EXERCISE GOAL
A faithful copy is required. Print each line of the data exactly and omit the pictures.

RECORDS FOR THIS EXERCISE

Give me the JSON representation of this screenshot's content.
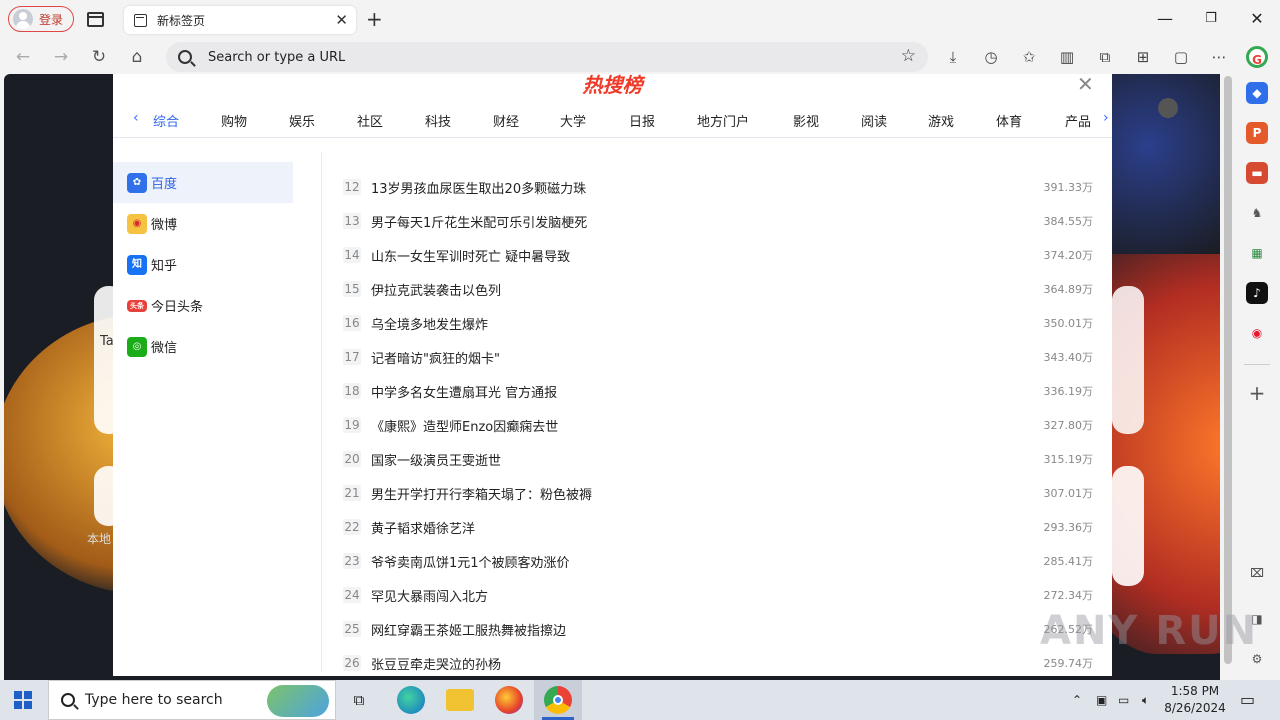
{
  "browser": {
    "profile_label": "登录",
    "tab_title": "新标签页",
    "tab_close": "✕",
    "new_tab": "+",
    "address_placeholder": "Search  or type a URL",
    "window_controls": {
      "minimize": "—",
      "maximize": "❐",
      "close": "✕"
    }
  },
  "modal": {
    "title": "热搜榜",
    "close": "✕",
    "categories": [
      "综合",
      "购物",
      "娱乐",
      "社区",
      "科技",
      "财经",
      "大学",
      "日报",
      "地方门户",
      "影视",
      "阅读",
      "游戏",
      "体育",
      "产品"
    ],
    "active_category": "综合",
    "sources": [
      {
        "name": "百度",
        "icon": "baidu-icon",
        "color": "#3070e8"
      },
      {
        "name": "微博",
        "icon": "weibo-icon",
        "color": "#f5c242"
      },
      {
        "name": "知乎",
        "icon": "zhihu-icon",
        "color": "#1772f6"
      },
      {
        "name": "今日头条",
        "icon": "toutiao-icon",
        "color": "#e8403a"
      },
      {
        "name": "微信",
        "icon": "wechat-icon",
        "color": "#1aad19"
      }
    ],
    "active_source": "百度",
    "hot_items": [
      {
        "rank": "12",
        "title": "13岁男孩血尿医生取出20多颗磁力珠",
        "value": "391.33万"
      },
      {
        "rank": "13",
        "title": "男子每天1斤花生米配可乐引发脑梗死",
        "value": "384.55万"
      },
      {
        "rank": "14",
        "title": "山东一女生军训时死亡 疑中暑导致",
        "value": "374.20万"
      },
      {
        "rank": "15",
        "title": "伊拉克武装袭击以色列",
        "value": "364.89万"
      },
      {
        "rank": "16",
        "title": "乌全境多地发生爆炸",
        "value": "350.01万"
      },
      {
        "rank": "17",
        "title": "记者暗访\"疯狂的烟卡\"",
        "value": "343.40万"
      },
      {
        "rank": "18",
        "title": "中学多名女生遭扇耳光 官方通报",
        "value": "336.19万"
      },
      {
        "rank": "19",
        "title": "《康熙》造型师Enzo因癫痫去世",
        "value": "327.80万"
      },
      {
        "rank": "20",
        "title": "国家一级演员王雯逝世",
        "value": "315.19万"
      },
      {
        "rank": "21",
        "title": "男生开学打开行李箱天塌了：粉色被褥",
        "value": "307.01万"
      },
      {
        "rank": "22",
        "title": "黄子韬求婚徐艺洋",
        "value": "293.36万"
      },
      {
        "rank": "23",
        "title": "爷爷卖南瓜饼1元1个被顾客劝涨价",
        "value": "285.41万"
      },
      {
        "rank": "24",
        "title": "罕见大暴雨闯入北方",
        "value": "272.34万"
      },
      {
        "rank": "25",
        "title": "网红穿霸王茶姬工服热舞被指擦边",
        "value": "262.52万"
      },
      {
        "rank": "26",
        "title": "张豆豆牵走哭泣的孙杨",
        "value": "259.74万"
      }
    ]
  },
  "background_labels": {
    "partial_text": "Ta",
    "partial_local": "本地"
  },
  "taskbar": {
    "search_placeholder": "Type here to search",
    "time": "1:58 PM",
    "date": "8/26/2024"
  },
  "watermark": "ANY RUN"
}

TASK RESULT
Give me the JSON representation of this screenshot's content.
{
  "browser": {
    "profile_label": "登录",
    "tab_title": "新标签页",
    "tab_close": "✕",
    "new_tab": "+",
    "address_placeholder": "Search  or type a URL",
    "window_controls": {
      "minimize": "—",
      "maximize": "❐",
      "close": "✕"
    }
  },
  "modal": {
    "title": "热搜榜",
    "close": "✕",
    "categories": [
      "综合",
      "购物",
      "娱乐",
      "社区",
      "科技",
      "财经",
      "大学",
      "日报",
      "地方门户",
      "影视",
      "阅读",
      "游戏",
      "体育",
      "产品"
    ],
    "active_category": "综合",
    "sources": [
      {
        "name": "百度",
        "icon": "baidu-icon",
        "color": "#3070e8"
      },
      {
        "name": "微博",
        "icon": "weibo-icon",
        "color": "#f5c242"
      },
      {
        "name": "知乎",
        "icon": "zhihu-icon",
        "color": "#1772f6"
      },
      {
        "name": "今日头条",
        "icon": "toutiao-icon",
        "color": "#e8403a"
      },
      {
        "name": "微信",
        "icon": "wechat-icon",
        "color": "#1aad19"
      }
    ],
    "active_source": "百度",
    "hot_items": [
      {
        "rank": "12",
        "title": "13岁男孩血尿医生取出20多颗磁力珠",
        "value": "391.33万"
      },
      {
        "rank": "13",
        "title": "男子每天1斤花生米配可乐引发脑梗死",
        "value": "384.55万"
      },
      {
        "rank": "14",
        "title": "山东一女生军训时死亡 疑中暑导致",
        "value": "374.20万"
      },
      {
        "rank": "15",
        "title": "伊拉克武装袭击以色列",
        "value": "364.89万"
      },
      {
        "rank": "16",
        "title": "乌全境多地发生爆炸",
        "value": "350.01万"
      },
      {
        "rank": "17",
        "title": "记者暗访\"疯狂的烟卡\"",
        "value": "343.40万"
      },
      {
        "rank": "18",
        "title": "中学多名女生遭扇耳光 官方通报",
        "value": "336.19万"
      },
      {
        "rank": "19",
        "title": "《康熙》造型师Enzo因癫痫去世",
        "value": "327.80万"
      },
      {
        "rank": "20",
        "title": "国家一级演员王雯逝世",
        "value": "315.19万"
      },
      {
        "rank": "21",
        "title": "男生开学打开行李箱天塌了：粉色被褥",
        "value": "307.01万"
      },
      {
        "rank": "22",
        "title": "黄子韬求婚徐艺洋",
        "value": "293.36万"
      },
      {
        "rank": "23",
        "title": "爷爷卖南瓜饼1元1个被顾客劝涨价",
        "value": "285.41万"
      },
      {
        "rank": "24",
        "title": "罕见大暴雨闯入北方",
        "value": "272.34万"
      },
      {
        "rank": "25",
        "title": "网红穿霸王茶姬工服热舞被指擦边",
        "value": "262.52万"
      },
      {
        "rank": "26",
        "title": "张豆豆牵走哭泣的孙杨",
        "value": "259.74万"
      }
    ]
  },
  "background_labels": {
    "partial_text": "Ta",
    "partial_local": "本地"
  },
  "taskbar": {
    "search_placeholder": "Type here to search",
    "time": "1:58 PM",
    "date": "8/26/2024"
  },
  "watermark": "ANY RUN"
}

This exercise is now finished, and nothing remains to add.